Friday, March 02, 2007
A blog with help for those in desperate need of style! If you thought the devil wore Prada, the clergy wears what PeaceBang says we should wear! She's a petite fashionista, with a dash of Linda Richmond and dimples. And she's also going to be featured on Nightline tonight, so tune in.
In PeaceBang's words: "Because you're in the public eye, and God knows you need to look good".
P.S. This entry may seem to be a stark contrast to the one below but I also realize the value of good humor and not taking things too seriously, especially myself. And let's face it: we live in a body with all manner of idiosyncracies and peccadilloes of its own. As Dolly Parton said in Steel Magnolias "It takes a lot of effort to look like this". PeaceBang has an eye for the bargain and for items that will last over the long haul. She also lives and works on the south shore of Massachusetts where I grew up, the milieu of my people, as it were. Just fun stuff.
More magical thinking from the world of self-help. Apparently the "secret" to getting everything you want is "ask, believe, receive", the shorthand form of words of Jesus but taken entirely the wrong way. Qui-Gon Jinn in Star Wars: The Phantom Menace said much the same thing but with an eastern twist: Where you place your focus determines your reality. Still, he wasn't talking about material goods either.
I agree with the premise that the mind and its thoughts and intentions are a source of great power but a power that we are much too immature as a species to use wisely (see Global Consciousness Project). There may be indeed a law of attraction whereby events, material goods, health, and other desirables gravitate towards us (or us towards them). But do we ever consider how all these things come to pass? Sure, a new BMW parked in the driveway would be great, we think, but it didn't just poof, arrive out of nowhere. Resources and materials were culled and assembled, mostly likely at the environment's expense, by many persons with many different lives and contexts, often not paid a living wage. A great amount of fuel is used to ship automobiles to their final destination. Whatever we want, it almost always involves other people and the life of this earth. Do we ever take into consideration how what we want will affect those whose job it is to produce it?
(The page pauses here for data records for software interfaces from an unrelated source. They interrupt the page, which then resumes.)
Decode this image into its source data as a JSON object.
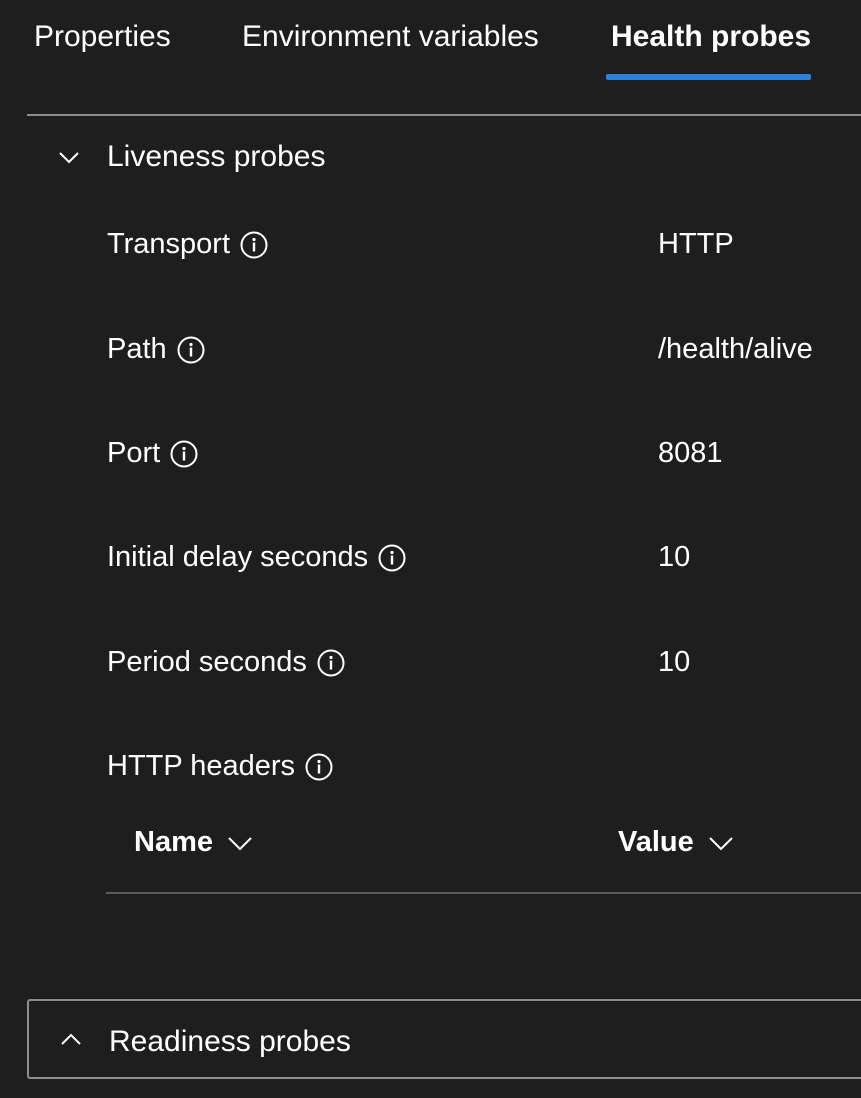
{
  "tabs": [
    {
      "label": "Properties",
      "selected": false
    },
    {
      "label": "Environment variables",
      "selected": false
    },
    {
      "label": "Health probes",
      "selected": true
    }
  ],
  "accent_color": "#2f80d9",
  "liveness": {
    "title": "Liveness probes",
    "expanded": true,
    "chevron_icon": "chevron-down-icon",
    "properties": [
      {
        "label": "Transport",
        "value": "HTTP",
        "icon": "info-icon"
      },
      {
        "label": "Path",
        "value": "/health/alive",
        "icon": "info-icon"
      },
      {
        "label": "Port",
        "value": "8081",
        "icon": "info-icon"
      },
      {
        "label": "Initial delay seconds",
        "value": "10",
        "icon": "info-icon"
      },
      {
        "label": "Period seconds",
        "value": "10",
        "icon": "info-icon"
      }
    ],
    "http_headers": {
      "label": "HTTP headers",
      "columns": [
        {
          "label": "Name",
          "icon": "chevron-down-icon"
        },
        {
          "label": "Value",
          "icon": "chevron-down-icon"
        }
      ],
      "rows": []
    }
  },
  "readiness": {
    "title": "Readiness probes",
    "expanded": false,
    "chevron_icon": "chevron-up-icon"
  }
}
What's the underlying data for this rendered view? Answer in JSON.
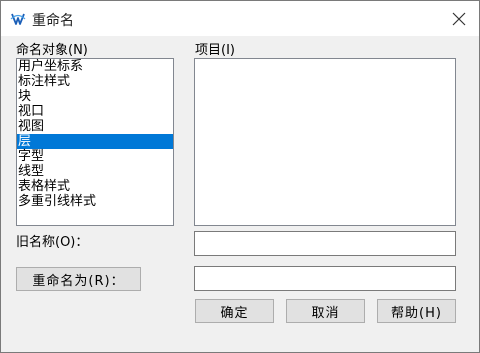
{
  "window": {
    "title": "重命名"
  },
  "left_panel": {
    "label": "命名对象(N)",
    "items": [
      {
        "label": "用户坐标系",
        "selected": false
      },
      {
        "label": "标注样式",
        "selected": false
      },
      {
        "label": "块",
        "selected": false
      },
      {
        "label": "视口",
        "selected": false
      },
      {
        "label": "视图",
        "selected": false
      },
      {
        "label": "层",
        "selected": true
      },
      {
        "label": "字型",
        "selected": false
      },
      {
        "label": "线型",
        "selected": false
      },
      {
        "label": "表格样式",
        "selected": false
      },
      {
        "label": "多重引线样式",
        "selected": false
      }
    ]
  },
  "right_panel": {
    "label": "项目(I)"
  },
  "old_name": {
    "label": "旧名称(O)：",
    "value": ""
  },
  "new_name": {
    "button_label": "重命名为(R)：",
    "value": ""
  },
  "buttons": {
    "ok": "确定",
    "cancel": "取消",
    "help": "帮助(H)"
  },
  "colors": {
    "selection": "#0078d7"
  },
  "icons": {
    "app": "cad-app-icon",
    "close": "close-icon"
  }
}
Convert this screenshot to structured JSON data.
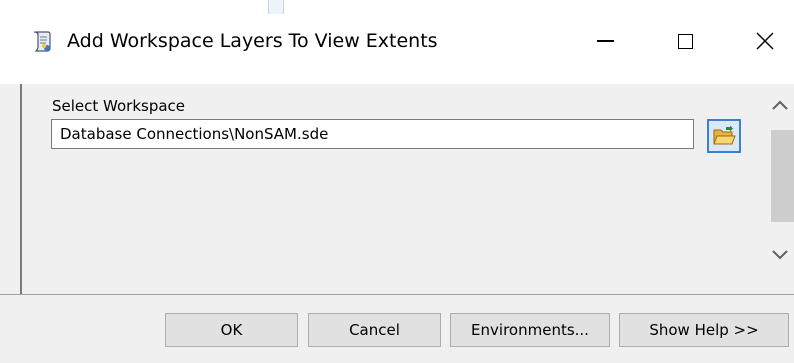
{
  "window": {
    "title": "Add Workspace Layers To View Extents",
    "app_icon": "python-script-icon"
  },
  "form": {
    "workspace_label": "Select Workspace",
    "workspace_value": "Database Connections\\NonSAM.sde",
    "browse_icon": "open-folder-icon"
  },
  "buttons": {
    "ok": "OK",
    "cancel": "Cancel",
    "environments": "Environments...",
    "show_help": "Show Help >>"
  },
  "colors": {
    "accent": "#3c7fd6",
    "background": "#f0f0f0",
    "titlebar": "#ffffff"
  }
}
In a most marvelous book, Mutant Message Down Under, the Aborigines in the narrative always begin their petitions to the divine with the words if it is in my highest good and the highest good for all of life everywhere. You'd think this would be our heart's desire but we do not trust the divine to know what our highest good is, not really anyway.
Some would say that human beings are naturally selfish, that it is part of our biological heritage, a survival tactic but something we have to live with and try our best to overcome. I don't believe that. We are selfish because we learned as a species to be fearful that there isn't enough. And so we hoard and stock up, separate ourselves from the earth and from each other, thinking that we are safe, that it is because of our efforts that we have enough. Most of us have more than enough and can afford to live with less, yours truly included. Poverty is not a judgment on the poor for not trying hard enough but on everyone else.
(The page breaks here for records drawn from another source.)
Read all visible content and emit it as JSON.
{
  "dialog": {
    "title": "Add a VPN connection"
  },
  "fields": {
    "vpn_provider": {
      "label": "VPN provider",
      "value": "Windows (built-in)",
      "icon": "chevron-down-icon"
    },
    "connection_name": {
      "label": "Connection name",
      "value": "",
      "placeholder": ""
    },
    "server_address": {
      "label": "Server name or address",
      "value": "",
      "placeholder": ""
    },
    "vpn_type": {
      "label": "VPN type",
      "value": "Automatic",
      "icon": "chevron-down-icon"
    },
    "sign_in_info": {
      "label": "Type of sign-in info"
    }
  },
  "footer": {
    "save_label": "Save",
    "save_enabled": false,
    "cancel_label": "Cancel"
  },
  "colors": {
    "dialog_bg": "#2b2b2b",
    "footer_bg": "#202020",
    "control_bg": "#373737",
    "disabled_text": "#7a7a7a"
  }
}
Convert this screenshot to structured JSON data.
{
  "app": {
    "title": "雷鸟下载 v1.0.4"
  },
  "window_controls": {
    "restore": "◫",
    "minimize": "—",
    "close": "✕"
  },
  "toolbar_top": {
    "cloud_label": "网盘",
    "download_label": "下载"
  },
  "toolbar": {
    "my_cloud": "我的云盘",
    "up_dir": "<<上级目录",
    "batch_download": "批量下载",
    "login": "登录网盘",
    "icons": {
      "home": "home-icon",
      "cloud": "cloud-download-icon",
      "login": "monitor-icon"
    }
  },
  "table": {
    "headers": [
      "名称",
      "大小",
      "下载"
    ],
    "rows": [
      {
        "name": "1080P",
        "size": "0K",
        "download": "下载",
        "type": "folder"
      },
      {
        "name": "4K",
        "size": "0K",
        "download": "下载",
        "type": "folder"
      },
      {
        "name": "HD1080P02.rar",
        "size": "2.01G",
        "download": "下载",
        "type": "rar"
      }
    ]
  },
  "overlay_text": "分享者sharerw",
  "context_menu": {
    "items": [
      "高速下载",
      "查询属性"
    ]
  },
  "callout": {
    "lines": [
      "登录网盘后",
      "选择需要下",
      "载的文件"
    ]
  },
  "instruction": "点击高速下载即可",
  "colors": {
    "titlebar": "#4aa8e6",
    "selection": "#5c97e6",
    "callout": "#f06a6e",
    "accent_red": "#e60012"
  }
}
Having faith, whatever it is you believe in, implies an ethic, a certain moral behavior, unless what you believe in is only yourself. What is the point of faith, of belief, if it doesn't pull you out of yourself, your little corner of the world and cause you to grow and better the world around you? And not bettering the world by Oprah-fying it but by leaving as little a footprint on the earth as possible and a huge impression upon the lives of others.
P.S. Here's what Barbara Ehrenreich had to say about The Secret.